§ **WORK INSTRUCTION**
Each entry below is to be restated word for word, with no pictures carried over.

+++ INPUT DATA +++

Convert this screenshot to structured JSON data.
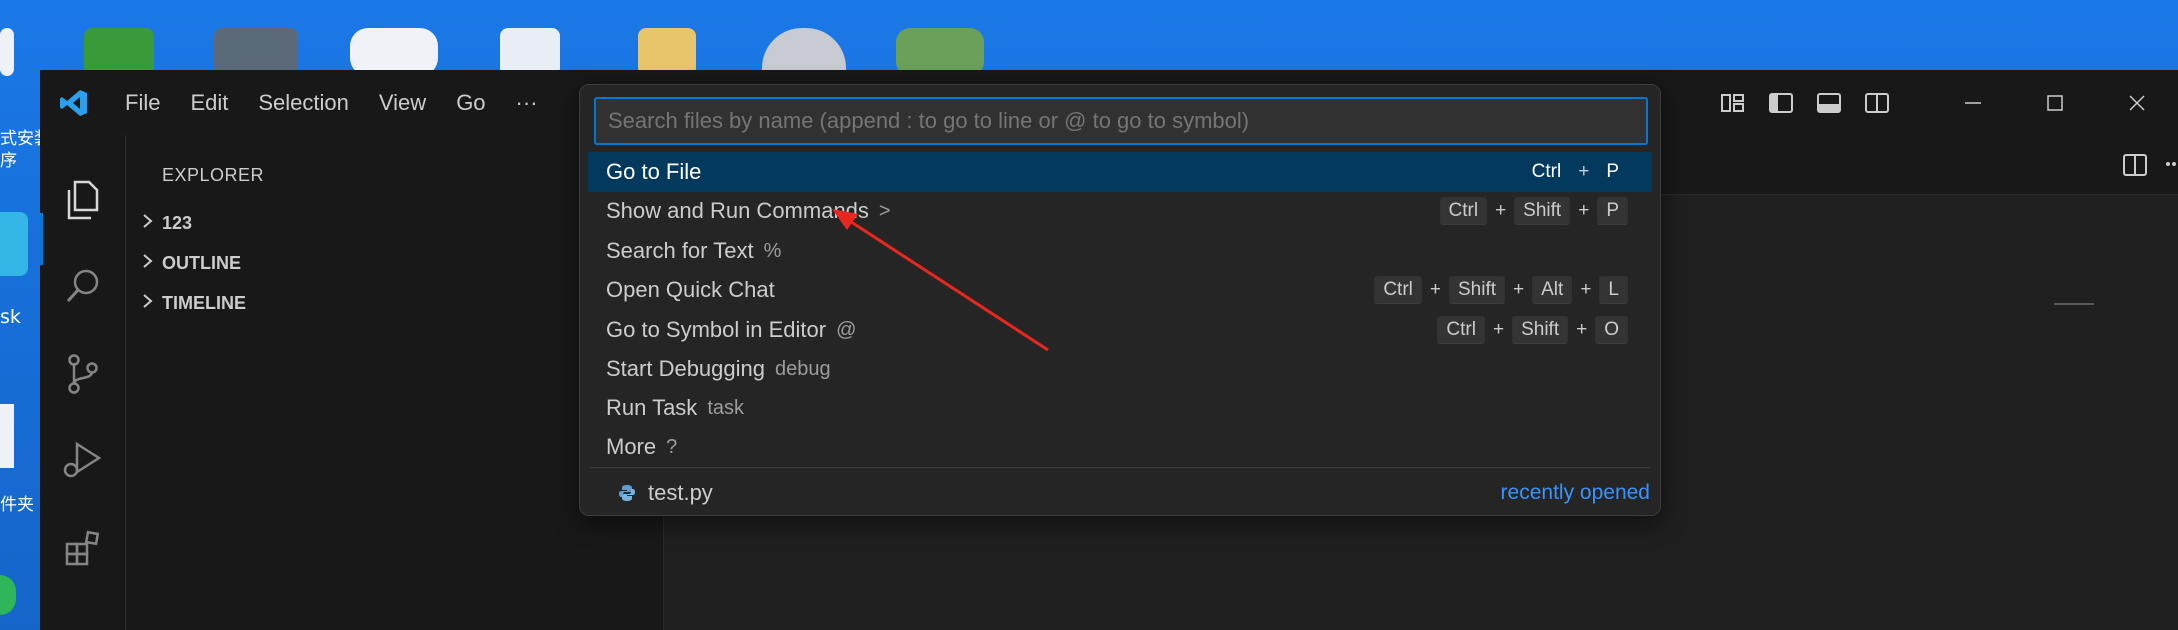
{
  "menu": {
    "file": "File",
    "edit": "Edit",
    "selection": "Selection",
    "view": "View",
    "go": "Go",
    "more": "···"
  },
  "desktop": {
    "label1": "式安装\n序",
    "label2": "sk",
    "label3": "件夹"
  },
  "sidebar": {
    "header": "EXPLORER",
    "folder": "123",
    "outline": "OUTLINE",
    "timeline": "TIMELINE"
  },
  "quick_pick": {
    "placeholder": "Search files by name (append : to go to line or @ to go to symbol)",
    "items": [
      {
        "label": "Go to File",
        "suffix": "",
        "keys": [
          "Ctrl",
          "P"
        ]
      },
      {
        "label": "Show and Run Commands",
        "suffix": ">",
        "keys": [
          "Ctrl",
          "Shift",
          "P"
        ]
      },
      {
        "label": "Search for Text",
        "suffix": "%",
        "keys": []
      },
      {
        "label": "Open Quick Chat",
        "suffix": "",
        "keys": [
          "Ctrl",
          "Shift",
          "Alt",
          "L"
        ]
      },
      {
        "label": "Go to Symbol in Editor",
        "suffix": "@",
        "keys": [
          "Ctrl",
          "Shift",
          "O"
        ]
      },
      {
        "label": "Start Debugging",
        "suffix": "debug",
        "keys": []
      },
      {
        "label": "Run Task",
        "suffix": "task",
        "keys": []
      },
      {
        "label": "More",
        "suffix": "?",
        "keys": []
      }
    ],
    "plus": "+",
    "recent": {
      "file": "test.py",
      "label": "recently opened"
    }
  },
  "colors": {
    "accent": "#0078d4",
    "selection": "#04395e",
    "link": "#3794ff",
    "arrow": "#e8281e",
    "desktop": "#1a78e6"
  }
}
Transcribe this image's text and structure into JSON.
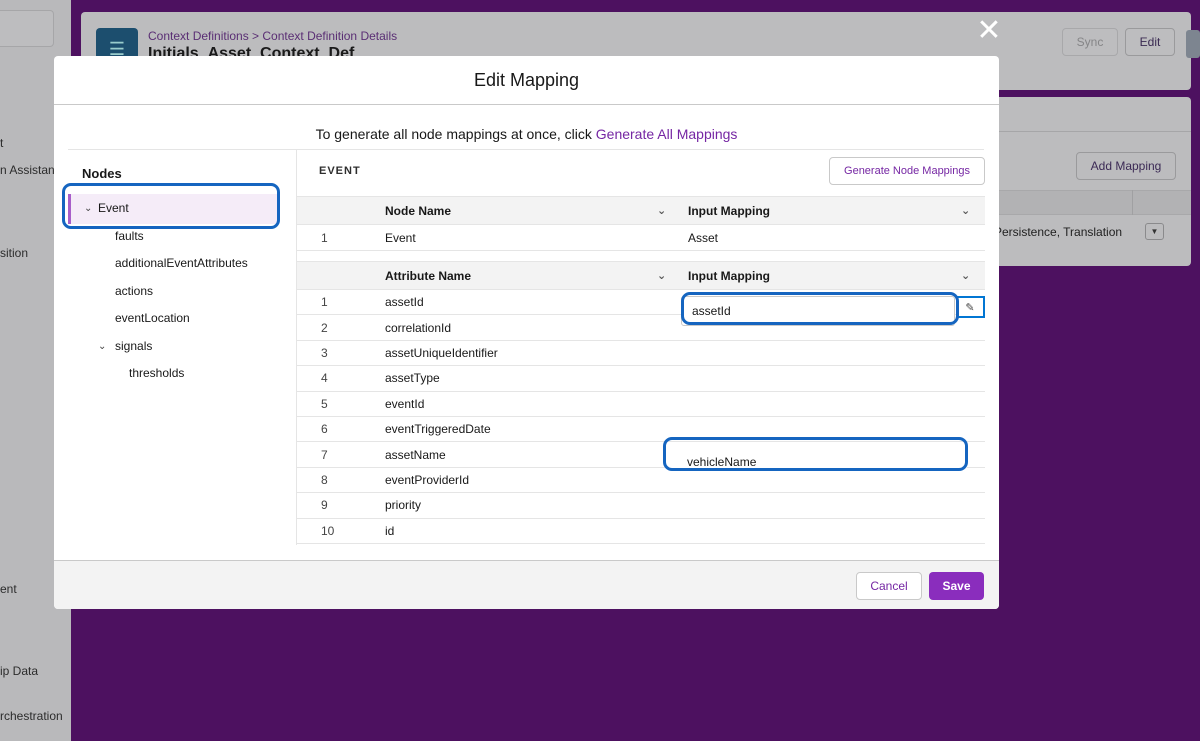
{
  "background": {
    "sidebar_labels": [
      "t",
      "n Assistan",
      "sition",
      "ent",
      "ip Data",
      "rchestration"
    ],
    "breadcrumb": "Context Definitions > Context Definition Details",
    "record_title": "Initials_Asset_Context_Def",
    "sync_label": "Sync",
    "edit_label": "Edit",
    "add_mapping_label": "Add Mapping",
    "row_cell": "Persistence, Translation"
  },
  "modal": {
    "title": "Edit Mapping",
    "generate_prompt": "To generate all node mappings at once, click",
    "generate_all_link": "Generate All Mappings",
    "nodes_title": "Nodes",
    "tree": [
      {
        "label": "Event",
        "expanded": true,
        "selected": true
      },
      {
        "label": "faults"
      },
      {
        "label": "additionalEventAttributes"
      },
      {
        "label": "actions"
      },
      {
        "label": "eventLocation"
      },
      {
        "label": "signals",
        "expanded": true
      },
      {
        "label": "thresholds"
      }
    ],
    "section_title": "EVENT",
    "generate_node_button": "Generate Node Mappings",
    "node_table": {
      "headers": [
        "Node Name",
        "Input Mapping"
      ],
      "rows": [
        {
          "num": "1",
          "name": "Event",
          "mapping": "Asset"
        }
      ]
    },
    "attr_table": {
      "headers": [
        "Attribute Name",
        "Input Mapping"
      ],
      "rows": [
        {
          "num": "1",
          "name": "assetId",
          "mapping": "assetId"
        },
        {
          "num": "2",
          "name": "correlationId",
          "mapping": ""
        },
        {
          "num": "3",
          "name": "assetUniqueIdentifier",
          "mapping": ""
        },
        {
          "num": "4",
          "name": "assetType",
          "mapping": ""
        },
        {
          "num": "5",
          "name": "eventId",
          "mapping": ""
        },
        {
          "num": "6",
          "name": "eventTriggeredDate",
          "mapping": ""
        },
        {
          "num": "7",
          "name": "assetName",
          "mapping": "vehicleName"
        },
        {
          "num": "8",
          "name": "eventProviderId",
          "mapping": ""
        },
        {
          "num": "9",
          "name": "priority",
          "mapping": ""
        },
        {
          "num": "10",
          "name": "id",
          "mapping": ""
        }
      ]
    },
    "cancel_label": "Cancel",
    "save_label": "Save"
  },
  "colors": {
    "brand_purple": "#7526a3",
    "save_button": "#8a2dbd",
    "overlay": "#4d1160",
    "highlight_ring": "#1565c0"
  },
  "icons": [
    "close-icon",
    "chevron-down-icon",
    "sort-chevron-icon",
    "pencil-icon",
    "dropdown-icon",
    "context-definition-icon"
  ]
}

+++

§ **WORKED SOLUTION**
Convert this screenshot to structured JSON data.
{
  "menu": {
    "file": "File",
    "edit": "Edit",
    "selection": "Selection",
    "view": "View",
    "go": "Go",
    "more": "···"
  },
  "desktop": {
    "label1": "式安装\n序",
    "label2": "sk",
    "label3": "件夹"
  },
  "sidebar": {
    "header": "EXPLORER",
    "folder": "123",
    "outline": "OUTLINE",
    "timeline": "TIMELINE"
  },
  "quick_pick": {
    "placeholder": "Search files by name (append : to go to line or @ to go to symbol)",
    "items": [
      {
        "label": "Go to File",
        "suffix": "",
        "keys": [
          "Ctrl",
          "P"
        ]
      },
      {
        "label": "Show and Run Commands",
        "suffix": ">",
        "keys": [
          "Ctrl",
          "Shift",
          "P"
        ]
      },
      {
        "label": "Search for Text",
        "suffix": "%",
        "keys": []
      },
      {
        "label": "Open Quick Chat",
        "suffix": "",
        "keys": [
          "Ctrl",
          "Shift",
          "Alt",
          "L"
        ]
      },
      {
        "label": "Go to Symbol in Editor",
        "suffix": "@",
        "keys": [
          "Ctrl",
          "Shift",
          "O"
        ]
      },
      {
        "label": "Start Debugging",
        "suffix": "debug",
        "keys": []
      },
      {
        "label": "Run Task",
        "suffix": "task",
        "keys": []
      },
      {
        "label": "More",
        "suffix": "?",
        "keys": []
      }
    ],
    "plus": "+",
    "recent": {
      "file": "test.py",
      "label": "recently opened"
    }
  },
  "colors": {
    "accent": "#0078d4",
    "selection": "#04395e",
    "link": "#3794ff",
    "arrow": "#e8281e",
    "desktop": "#1a78e6"
  }
}
Transcribe this image's text and structure into JSON.
{
  "background": {
    "sidebar_labels": [
      "t",
      "n Assistan",
      "sition",
      "ent",
      "ip Data",
      "rchestration"
    ],
    "breadcrumb": "Context Definitions > Context Definition Details",
    "record_title": "Initials_Asset_Context_Def",
    "sync_label": "Sync",
    "edit_label": "Edit",
    "add_mapping_label": "Add Mapping",
    "row_cell": "Persistence, Translation"
  },
  "modal": {
    "title": "Edit Mapping",
    "generate_prompt": "To generate all node mappings at once, click",
    "generate_all_link": "Generate All Mappings",
    "nodes_title": "Nodes",
    "tree": [
      {
        "label": "Event",
        "expanded": true,
        "selected": true
      },
      {
        "label": "faults"
      },
      {
        "label": "additionalEventAttributes"
      },
      {
        "label": "actions"
      },
      {
        "label": "eventLocation"
      },
      {
        "label": "signals",
        "expanded": true
      },
      {
        "label": "thresholds"
      }
    ],
    "section_title": "EVENT",
    "generate_node_button": "Generate Node Mappings",
    "node_table": {
      "headers": [
        "Node Name",
        "Input Mapping"
      ],
      "rows": [
        {
          "num": "1",
          "name": "Event",
          "mapping": "Asset"
        }
      ]
    },
    "attr_table": {
      "headers": [
        "Attribute Name",
        "Input Mapping"
      ],
      "rows": [
        {
          "num": "1",
          "name": "assetId",
          "mapping": "assetId"
        },
        {
          "num": "2",
          "name": "correlationId",
          "mapping": ""
        },
        {
          "num": "3",
          "name": "assetUniqueIdentifier",
          "mapping": ""
        },
        {
          "num": "4",
          "name": "assetType",
          "mapping": ""
        },
        {
          "num": "5",
          "name": "eventId",
          "mapping": ""
        },
        {
          "num": "6",
          "name": "eventTriggeredDate",
          "mapping": ""
        },
        {
          "num": "7",
          "name": "assetName",
          "mapping": "vehicleName"
        },
        {
          "num": "8",
          "name": "eventProviderId",
          "mapping": ""
        },
        {
          "num": "9",
          "name": "priority",
          "mapping": ""
        },
        {
          "num": "10",
          "name": "id",
          "mapping": ""
        }
      ]
    },
    "cancel_label": "Cancel",
    "save_label": "Save"
  },
  "colors": {
    "brand_purple": "#7526a3",
    "save_button": "#8a2dbd",
    "overlay": "#4d1160",
    "highlight_ring": "#1565c0"
  },
  "icons": [
    "close-icon",
    "chevron-down-icon",
    "sort-chevron-icon",
    "pencil-icon",
    "dropdown-icon",
    "context-definition-icon"
  ]
}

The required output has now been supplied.